TO DO - Nothing but a number should be returned: the count of lines in the records that contain "name".

EXCERPTED DATA -
'''
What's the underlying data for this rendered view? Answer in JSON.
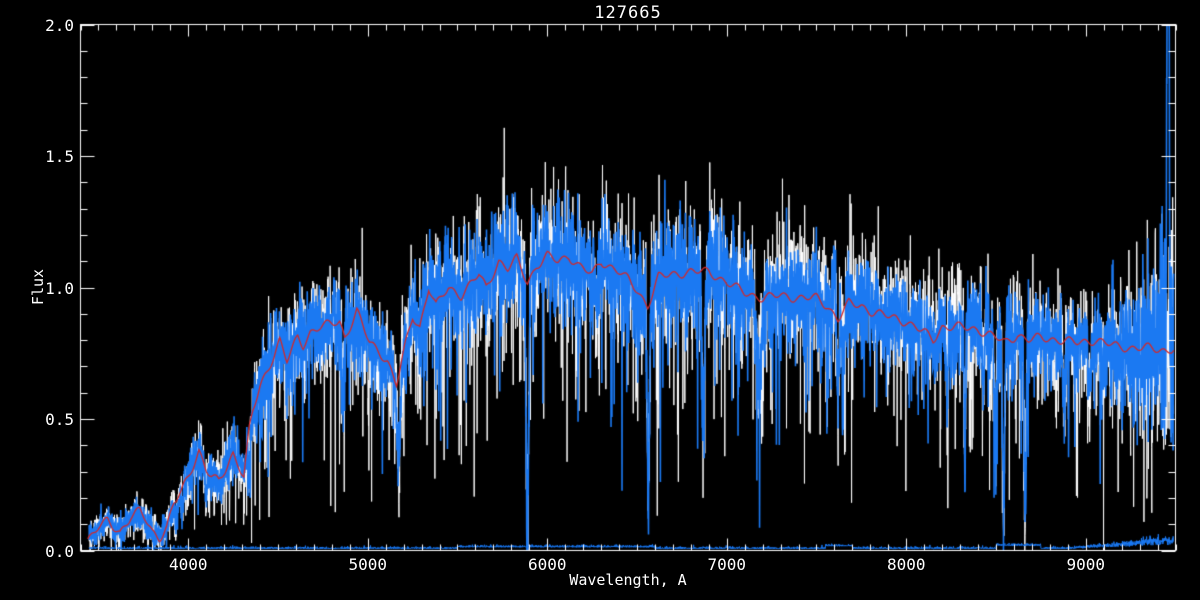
{
  "title": "127665",
  "colors": {
    "background": "#000000",
    "axis": "#ffffff",
    "observed": "#ffffff",
    "processed": "#1b79f2",
    "model": "#d42828"
  },
  "axes": {
    "xlabel": "Wavelength, A",
    "ylabel": "Flux",
    "xlim": [
      3400,
      9500
    ],
    "ylim": [
      0.0,
      2.0
    ],
    "xticks": [
      4000,
      5000,
      6000,
      7000,
      8000,
      9000
    ],
    "xtick_labels": [
      "4000",
      "5000",
      "6000",
      "7000",
      "8000",
      "9000"
    ],
    "x_minor_step": 100,
    "yticks": [
      0.0,
      0.5,
      1.0,
      1.5,
      2.0
    ],
    "ytick_labels": [
      "0.0",
      "0.5",
      "1.0",
      "1.5",
      "2.0"
    ],
    "y_minor_step": 0.1,
    "grid": false
  },
  "chart_data": {
    "type": "line",
    "title": "127665",
    "xlabel": "Wavelength, A",
    "ylabel": "Flux",
    "xlim": [
      3400,
      9500
    ],
    "ylim": [
      0.0,
      2.0
    ],
    "x_data_range": [
      3448,
      9490
    ],
    "legend": "none",
    "series": [
      {
        "name": "observed-spectrum",
        "color": "#ffffff",
        "style": "noisy"
      },
      {
        "name": "processed-spectrum",
        "color": "#1b79f2",
        "style": "noisy"
      },
      {
        "name": "model-fit",
        "color": "#d42828",
        "style": "smooth"
      },
      {
        "name": "error-spectrum",
        "color": "#1b79f2",
        "style": "baseline-near-zero"
      }
    ],
    "model_points": {
      "x": [
        3420,
        3450,
        3500,
        3550,
        3580,
        3620,
        3680,
        3730,
        3760,
        3800,
        3840,
        3880,
        3920,
        3960,
        4000,
        4030,
        4060,
        4100,
        4130,
        4170,
        4210,
        4250,
        4280,
        4310,
        4340,
        4360,
        4400,
        4450,
        4510,
        4550,
        4610,
        4640,
        4680,
        4730,
        4790,
        4844,
        4872,
        4940,
        5010,
        5060,
        5110,
        5160,
        5210,
        5250,
        5290,
        5340,
        5380,
        5450,
        5520,
        5620,
        5660,
        5730,
        5780,
        5830,
        5890,
        5940,
        6000,
        6060,
        6120,
        6180,
        6250,
        6300,
        6350,
        6400,
        6450,
        6500,
        6560,
        6620,
        6700,
        6800,
        6900,
        7000,
        7100,
        7200,
        7300,
        7400,
        7500,
        7560,
        7620,
        7680,
        7750,
        7800,
        7900,
        8000,
        8100,
        8150,
        8200,
        8300,
        8400,
        8500,
        8550,
        8620,
        8680,
        8750,
        8850,
        8950,
        9050,
        9150,
        9250,
        9350,
        9450,
        9490
      ],
      "y": [
        0.03,
        0.05,
        0.09,
        0.11,
        0.09,
        0.07,
        0.13,
        0.15,
        0.12,
        0.07,
        0.05,
        0.09,
        0.18,
        0.22,
        0.28,
        0.33,
        0.38,
        0.31,
        0.28,
        0.26,
        0.31,
        0.37,
        0.33,
        0.28,
        0.46,
        0.53,
        0.62,
        0.7,
        0.8,
        0.72,
        0.81,
        0.78,
        0.83,
        0.85,
        0.86,
        0.87,
        0.81,
        0.91,
        0.79,
        0.76,
        0.72,
        0.63,
        0.78,
        0.89,
        0.85,
        1.0,
        0.93,
        1.0,
        0.97,
        1.05,
        1.0,
        1.1,
        1.07,
        1.11,
        1.02,
        1.08,
        1.12,
        1.1,
        1.12,
        1.08,
        1.05,
        1.1,
        1.08,
        1.06,
        1.03,
        0.99,
        0.93,
        1.04,
        1.05,
        1.06,
        1.06,
        1.02,
        0.98,
        0.96,
        0.97,
        0.96,
        0.96,
        0.93,
        0.88,
        0.94,
        0.93,
        0.91,
        0.89,
        0.87,
        0.83,
        0.8,
        0.85,
        0.85,
        0.84,
        0.81,
        0.79,
        0.82,
        0.8,
        0.81,
        0.8,
        0.79,
        0.8,
        0.78,
        0.77,
        0.77,
        0.76,
        0.77
      ]
    },
    "absorption_lines": [
      {
        "wavelength": 3934,
        "depth": 0.45,
        "width": 6
      },
      {
        "wavelength": 3968,
        "depth": 0.35,
        "width": 5
      },
      {
        "wavelength": 4101,
        "depth": 0.25,
        "width": 6
      },
      {
        "wavelength": 4340,
        "depth": 0.22,
        "width": 6
      },
      {
        "wavelength": 4861,
        "depth": 0.3,
        "width": 7
      },
      {
        "wavelength": 5172,
        "depth": 0.45,
        "width": 9
      },
      {
        "wavelength": 5890,
        "depth": 0.88,
        "width": 7
      },
      {
        "wavelength": 6277,
        "depth": 0.18,
        "width": 6
      },
      {
        "wavelength": 6563,
        "depth": 0.82,
        "width": 6
      },
      {
        "wavelength": 6870,
        "depth": 0.42,
        "width": 9
      },
      {
        "wavelength": 7180,
        "depth": 0.3,
        "width": 12
      },
      {
        "wavelength": 7621,
        "depth": 0.25,
        "width": 9
      },
      {
        "wavelength": 7650,
        "depth": 0.15,
        "width": 8
      },
      {
        "wavelength": 8228,
        "depth": 0.28,
        "width": 6
      },
      {
        "wavelength": 8327,
        "depth": 0.5,
        "width": 5
      },
      {
        "wavelength": 8430,
        "depth": 0.25,
        "width": 6
      },
      {
        "wavelength": 8498,
        "depth": 0.42,
        "width": 6
      },
      {
        "wavelength": 8542,
        "depth": 0.8,
        "width": 6
      },
      {
        "wavelength": 8662,
        "depth": 0.78,
        "width": 6
      },
      {
        "wavelength": 8880,
        "depth": 0.32,
        "width": 7
      },
      {
        "wavelength": 9020,
        "depth": 0.25,
        "width": 6
      },
      {
        "wavelength": 9100,
        "depth": 0.22,
        "width": 6
      }
    ],
    "emission_features": [
      {
        "wavelength": 7598,
        "height": 0.18,
        "width": 6,
        "series": "both"
      },
      {
        "wavelength": 9390,
        "height": 0.22,
        "width": 4,
        "series": "observed"
      },
      {
        "wavelength": 9455,
        "height": 1.4,
        "width": 4,
        "series": "processed"
      },
      {
        "wavelength": 9463,
        "height": 1.2,
        "width": 3,
        "series": "processed"
      }
    ],
    "noise": {
      "base": 0.02,
      "scale_with_flux": 0.08,
      "downward_spike_prob_blue": 0.05,
      "downward_spike_prob_white": 0.09,
      "red_end_boost_start": 9100,
      "white_offset_region": [
        7250,
        8450
      ],
      "white_offset": 0.035
    },
    "error_spectrum_level": 0.01
  }
}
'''
WORKED SOLUTION - 4